(Given data)
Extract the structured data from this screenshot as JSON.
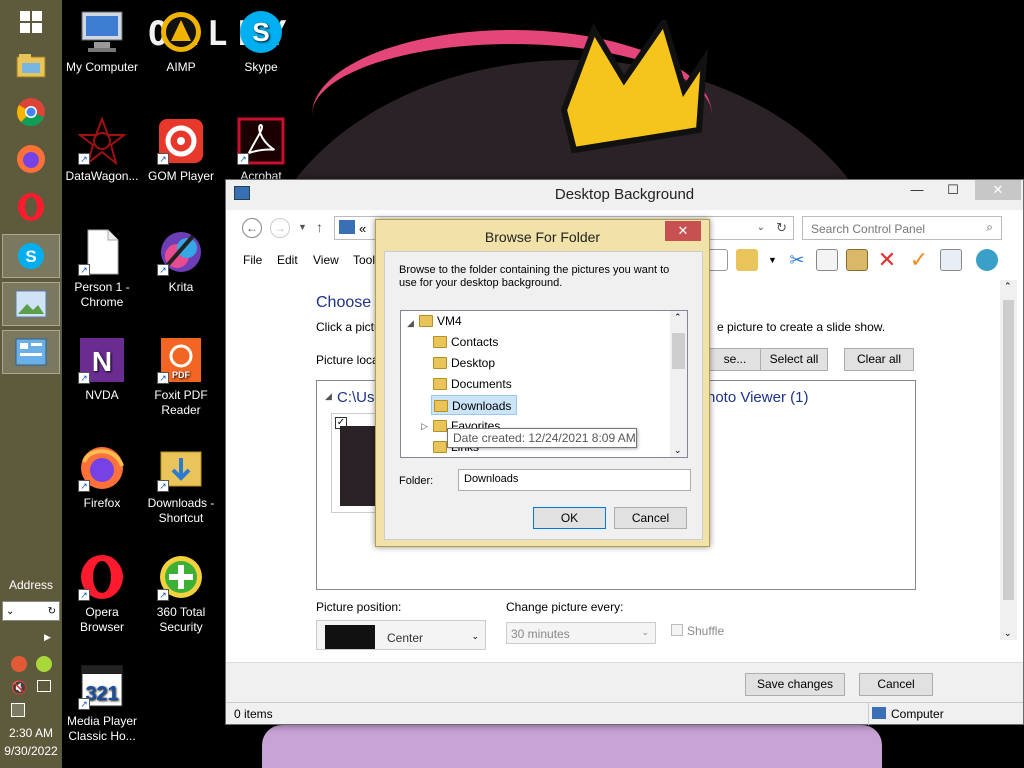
{
  "wallpaper": {
    "logo_text": "OXLLY"
  },
  "taskbar": {
    "address_label": "Address",
    "clock_time": "2:30 AM",
    "clock_date": "9/30/2022"
  },
  "desktop_icons": [
    {
      "label": "My Computer",
      "icon": "computer-icon",
      "color": "#4a7fc0"
    },
    {
      "label": "AIMP",
      "icon": "aimp-icon",
      "color": "#f0b400"
    },
    {
      "label": "Skype",
      "icon": "skype-icon",
      "color": "#00aff0"
    },
    {
      "label": "DataWagon...",
      "icon": "datawagon-icon",
      "color": "#a01010"
    },
    {
      "label": "GOM Player",
      "icon": "gom-player-icon",
      "color": "#e8382c"
    },
    {
      "label": "Acrobat",
      "icon": "acrobat-icon",
      "color": "#c8102e"
    },
    {
      "label": "Person 1 - Chrome",
      "icon": "file-icon",
      "color": "#ffffff"
    },
    {
      "label": "Krita",
      "icon": "krita-icon",
      "color": "#6d3fb6"
    },
    {
      "label": "NVDA",
      "icon": "nvda-icon",
      "color": "#6a2c91"
    },
    {
      "label": "Foxit PDF Reader",
      "icon": "foxit-icon",
      "color": "#f26522"
    },
    {
      "label": "Firefox",
      "icon": "firefox-icon",
      "color": "#ff7139"
    },
    {
      "label": "Downloads - Shortcut",
      "icon": "folder-icon",
      "color": "#e9c45a"
    },
    {
      "label": "Opera Browser",
      "icon": "opera-icon",
      "color": "#ff1b2d"
    },
    {
      "label": "360 Total Security",
      "icon": "360-security-icon",
      "color": "#3cb034"
    },
    {
      "label": "Media Player Classic Ho...",
      "icon": "media-player-icon",
      "color": "#ffffff"
    }
  ],
  "window": {
    "title": "Desktop Background",
    "minimize": "—",
    "maximize": "☐",
    "close": "✕",
    "address_text": "«",
    "search_placeholder": "Search Control Panel",
    "menu": [
      "File",
      "Edit",
      "View",
      "Tool"
    ],
    "heading": "Choose y",
    "instruction_left": "Click a pictu",
    "instruction_right": "e picture to create a slide show.",
    "picture_location_label": "Picture loca",
    "browse_button": "se...",
    "select_all_button": "Select all",
    "clear_all_button": "Clear all",
    "group_left": "C:\\Use",
    "group_right": "hoto Viewer (1)",
    "picture_position_label": "Picture position:",
    "picture_position_value": "Center",
    "change_every_label": "Change picture every:",
    "change_every_value": "30 minutes",
    "shuffle_label": "Shuffle",
    "save_button": "Save changes",
    "cancel_button": "Cancel",
    "status_items": "0 items",
    "status_zone": "Computer"
  },
  "dialog": {
    "title": "Browse For Folder",
    "close": "✕",
    "description": "Browse to the folder containing the pictures you want to use for your desktop background.",
    "tree": [
      {
        "label": "VM4",
        "expanded": true
      },
      {
        "label": "Contacts"
      },
      {
        "label": "Desktop"
      },
      {
        "label": "Documents"
      },
      {
        "label": "Downloads",
        "selected": true
      },
      {
        "label": "Favorites"
      },
      {
        "label": "Links"
      }
    ],
    "tooltip": "Date created: 12/24/2021 8:09 AM",
    "folder_label": "Folder:",
    "folder_value": "Downloads",
    "ok_button": "OK",
    "cancel_button": "Cancel"
  }
}
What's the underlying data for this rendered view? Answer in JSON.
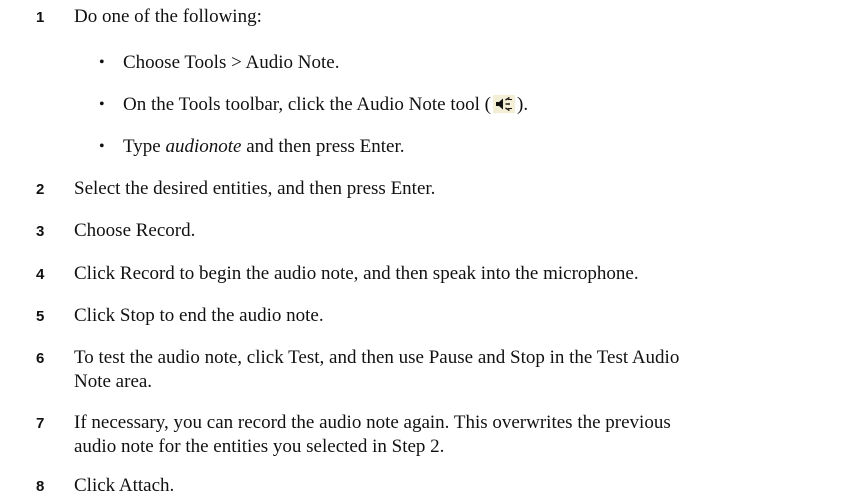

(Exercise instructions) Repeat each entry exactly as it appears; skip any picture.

(Output of the task)
Extract the structured data from this screenshot as JSON.
{
  "wallpaper": {
    "logo_text": "OXLLY"
  },
  "taskbar": {
    "address_label": "Address",
    "clock_time": "2:30 AM",
    "clock_date": "9/30/2022"
  },
  "desktop_icons": [
    {
      "label": "My Computer",
      "icon": "computer-icon",
      "color": "#4a7fc0"
    },
    {
      "label": "AIMP",
      "icon": "aimp-icon",
      "color": "#f0b400"
    },
    {
      "label": "Skype",
      "icon": "skype-icon",
      "color": "#00aff0"
    },
    {
      "label": "DataWagon...",
      "icon": "datawagon-icon",
      "color": "#a01010"
    },
    {
      "label": "GOM Player",
      "icon": "gom-player-icon",
      "color": "#e8382c"
    },
    {
      "label": "Acrobat",
      "icon": "acrobat-icon",
      "color": "#c8102e"
    },
    {
      "label": "Person 1 - Chrome",
      "icon": "file-icon",
      "color": "#ffffff"
    },
    {
      "label": "Krita",
      "icon": "krita-icon",
      "color": "#6d3fb6"
    },
    {
      "label": "NVDA",
      "icon": "nvda-icon",
      "color": "#6a2c91"
    },
    {
      "label": "Foxit PDF Reader",
      "icon": "foxit-icon",
      "color": "#f26522"
    },
    {
      "label": "Firefox",
      "icon": "firefox-icon",
      "color": "#ff7139"
    },
    {
      "label": "Downloads - Shortcut",
      "icon": "folder-icon",
      "color": "#e9c45a"
    },
    {
      "label": "Opera Browser",
      "icon": "opera-icon",
      "color": "#ff1b2d"
    },
    {
      "label": "360 Total Security",
      "icon": "360-security-icon",
      "color": "#3cb034"
    },
    {
      "label": "Media Player Classic Ho...",
      "icon": "media-player-icon",
      "color": "#ffffff"
    }
  ],
  "window": {
    "title": "Desktop Background",
    "minimize": "—",
    "maximize": "☐",
    "close": "✕",
    "address_text": "«",
    "search_placeholder": "Search Control Panel",
    "menu": [
      "File",
      "Edit",
      "View",
      "Tool"
    ],
    "heading": "Choose y",
    "instruction_left": "Click a pictu",
    "instruction_right": "e picture to create a slide show.",
    "picture_location_label": "Picture loca",
    "browse_button": "se...",
    "select_all_button": "Select all",
    "clear_all_button": "Clear all",
    "group_left": "C:\\Use",
    "group_right": "hoto Viewer (1)",
    "picture_position_label": "Picture position:",
    "picture_position_value": "Center",
    "change_every_label": "Change picture every:",
    "change_every_value": "30 minutes",
    "shuffle_label": "Shuffle",
    "save_button": "Save changes",
    "cancel_button": "Cancel",
    "status_items": "0 items",
    "status_zone": "Computer"
  },
  "dialog": {
    "title": "Browse For Folder",
    "close": "✕",
    "description": "Browse to the folder containing the pictures you want to use for your desktop background.",
    "tree": [
      {
        "label": "VM4",
        "expanded": true
      },
      {
        "label": "Contacts"
      },
      {
        "label": "Desktop"
      },
      {
        "label": "Documents"
      },
      {
        "label": "Downloads",
        "selected": true
      },
      {
        "label": "Favorites"
      },
      {
        "label": "Links"
      }
    ],
    "tooltip": "Date created: 12/24/2021 8:09 AM",
    "folder_label": "Folder:",
    "folder_value": "Downloads",
    "ok_button": "OK",
    "cancel_button": "Cancel"
  }
}
What's the underlying data for this rendered view? Answer in JSON.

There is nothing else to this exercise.